*** Material shown ***

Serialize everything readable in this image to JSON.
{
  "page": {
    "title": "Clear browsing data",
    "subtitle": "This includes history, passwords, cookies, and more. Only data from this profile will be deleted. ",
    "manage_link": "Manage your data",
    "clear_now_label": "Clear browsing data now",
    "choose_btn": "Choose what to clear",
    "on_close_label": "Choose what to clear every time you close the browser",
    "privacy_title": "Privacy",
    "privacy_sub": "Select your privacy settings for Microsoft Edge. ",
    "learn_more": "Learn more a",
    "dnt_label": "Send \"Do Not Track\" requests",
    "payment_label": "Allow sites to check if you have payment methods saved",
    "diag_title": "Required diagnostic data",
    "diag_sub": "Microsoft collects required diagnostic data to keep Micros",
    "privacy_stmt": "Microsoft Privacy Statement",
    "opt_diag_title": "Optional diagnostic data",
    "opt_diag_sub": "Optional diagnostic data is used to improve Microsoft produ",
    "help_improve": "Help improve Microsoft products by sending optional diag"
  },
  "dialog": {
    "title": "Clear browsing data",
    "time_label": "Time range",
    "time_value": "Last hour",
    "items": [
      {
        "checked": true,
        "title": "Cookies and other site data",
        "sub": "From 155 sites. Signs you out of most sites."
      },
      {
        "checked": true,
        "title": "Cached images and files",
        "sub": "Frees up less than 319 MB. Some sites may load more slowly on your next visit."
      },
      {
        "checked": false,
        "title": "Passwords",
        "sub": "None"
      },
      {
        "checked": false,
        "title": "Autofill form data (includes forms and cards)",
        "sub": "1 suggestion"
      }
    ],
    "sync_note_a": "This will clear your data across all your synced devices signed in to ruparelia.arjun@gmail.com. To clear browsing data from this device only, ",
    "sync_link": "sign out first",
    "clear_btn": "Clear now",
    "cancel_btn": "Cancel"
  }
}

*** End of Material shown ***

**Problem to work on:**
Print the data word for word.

**Output for this task:**
Serialize everything readable in this image to JSON.
{
  "page": {
    "title": "Clear browsing data",
    "subtitle": "This includes history, passwords, cookies, and more. Only data from this profile will be deleted. ",
    "manage_link": "Manage your data",
    "clear_now_label": "Clear browsing data now",
    "choose_btn": "Choose what to clear",
    "on_close_label": "Choose what to clear every time you close the browser",
    "privacy_title": "Privacy",
    "privacy_sub": "Select your privacy settings for Microsoft Edge. ",
    "learn_more": "Learn more a",
    "dnt_label": "Send \"Do Not Track\" requests",
    "payment_label": "Allow sites to check if you have payment methods saved",
    "diag_title": "Required diagnostic data",
    "diag_sub": "Microsoft collects required diagnostic data to keep Micros",
    "privacy_stmt": "Microsoft Privacy Statement",
    "opt_diag_title": "Optional diagnostic data",
    "opt_diag_sub": "Optional diagnostic data is used to improve Microsoft produ",
    "help_improve": "Help improve Microsoft products by sending optional diag"
  },
  "dialog": {
    "title": "Clear browsing data",
    "time_label": "Time range",
    "time_value": "Last hour",
    "items": [
      {
        "checked": true,
        "title": "Cookies and other site data",
        "sub": "From 155 sites. Signs you out of most sites."
      },
      {
        "checked": true,
        "title": "Cached images and files",
        "sub": "Frees up less than 319 MB. Some sites may load more slowly on your next visit."
      },
      {
        "checked": false,
        "title": "Passwords",
        "sub": "None"
      },
      {
        "checked": false,
        "title": "Autofill form data (includes forms and cards)",
        "sub": "1 suggestion"
      }
    ],
    "sync_note_a": "This will clear your data across all your synced devices signed in to ruparelia.arjun@gmail.com. To clear browsing data from this device only, ",
    "sync_link": "sign out first",
    "clear_btn": "Clear now",
    "cancel_btn": "Cancel"
  }
}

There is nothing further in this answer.